So why do roots show above ground?
Exposed roots can be the result of perfectly healthy tree growth, particularly in shallow-rooted trees (i.e. maples, aspens, poplars, beeches, and pin oak trees); other times, they are nature’s way of adapting to a lack of oxygen or less-than-ideal soil quality. In any case, these roots are part of the tree’s integral support system.
Here are the most common reasons your roots may be showing above ground:
- Your tree is naturally shallow-rooted. Some trees tend to grow roots closer to the surface, and that’s just what they do.
- Poor soil quality. Most trees grow best in soil that allows for proper drainage. Unfortunately, much of our soil in Arkansas contains a significant amount of clay. Water and oxygen can’t seep through clay-filled or compact soils, so roots are forced to grow near the surface.
- Your trees are old. Many trees live to be over a century old. Even trees with deep root systems can become problematic, simply because, over time, roots grow massive in size. Eventually, these roots can emerge through the topsoil.
- Your roots are in competition for nutrients. When trees are planted too closely together, they must do what it takes to survive. Often, that involves expanding their root systems anywhere they can—including to the surface—to obtain the nutrients they need.
How to Treat Exposed Roots
There is no easy fix when it comes to treating exposed tree roots, but there are remedies that may help. Knowing what to do—and what not to do—is the first step.
- Don’t cut roots.
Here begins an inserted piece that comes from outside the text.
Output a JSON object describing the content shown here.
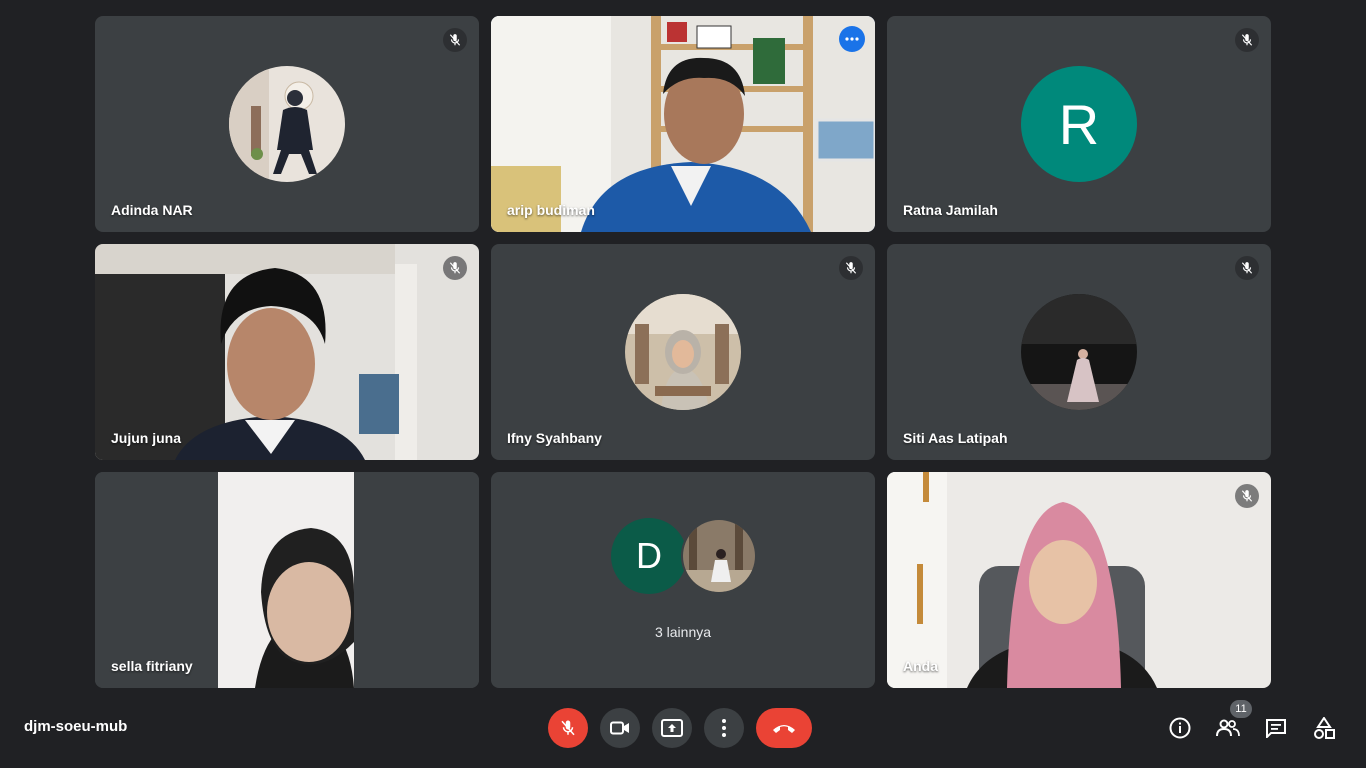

Large surface roots are likely connected to smaller roots that provide necessary nutrients to keep your tree healthy. Cutting them cuts off a much-needed source of nutrients and oxygen. Plus, slicing into roots give insects and diseases easy access to your tree and can affect its structural integrity. You may rid your yard of an inconvenience or minor hazard, but you’ll have a much bigger issue if your tree topples in high winds or a storm, or due to disease, infestation, or instability.
- Be mindful of what you plant, and where you plant it. There is more to choosing a tree than simply its beauty. Before you grab a shovel, take time to determine what kind of soil conditions you’re working with (i.e. Is there good drainage?) and whether or not shallow root systems will be an issue. You may want to choose a tree with deep roots (oak, yellowwood, or blue atlas cedar), or a smaller tree that won’t need to spread out as much, such as Japanese maple, dogwood, or magnolia.
- Use mulch to cover exposed roots. Tree roots need oxygen, so piling heavy soil or concrete (which never works) over the top of them can do more harm than good. Wood chips or compost mixed with equal parts of high-quality soil provide a good option when it comes to covering up exposed roots. Never cover them more than four inches deep, and avoid packing. In late summer, you can plant shade-tolerant ground cover or grass, or even moss to keep the area green and beautiful. You can repeat this process the following year if needed, but not sooner.
- Seek help from the pros. Capital City Tree Services can help you preserve the beauty and enjoyment of your landscape. When exposed tree roots are simply not an option, we are licensed and insured to safely remove trees and stumps. We can provide you with a fresh canvas so that you can reimagine your space in a way that serves you, and nature, best.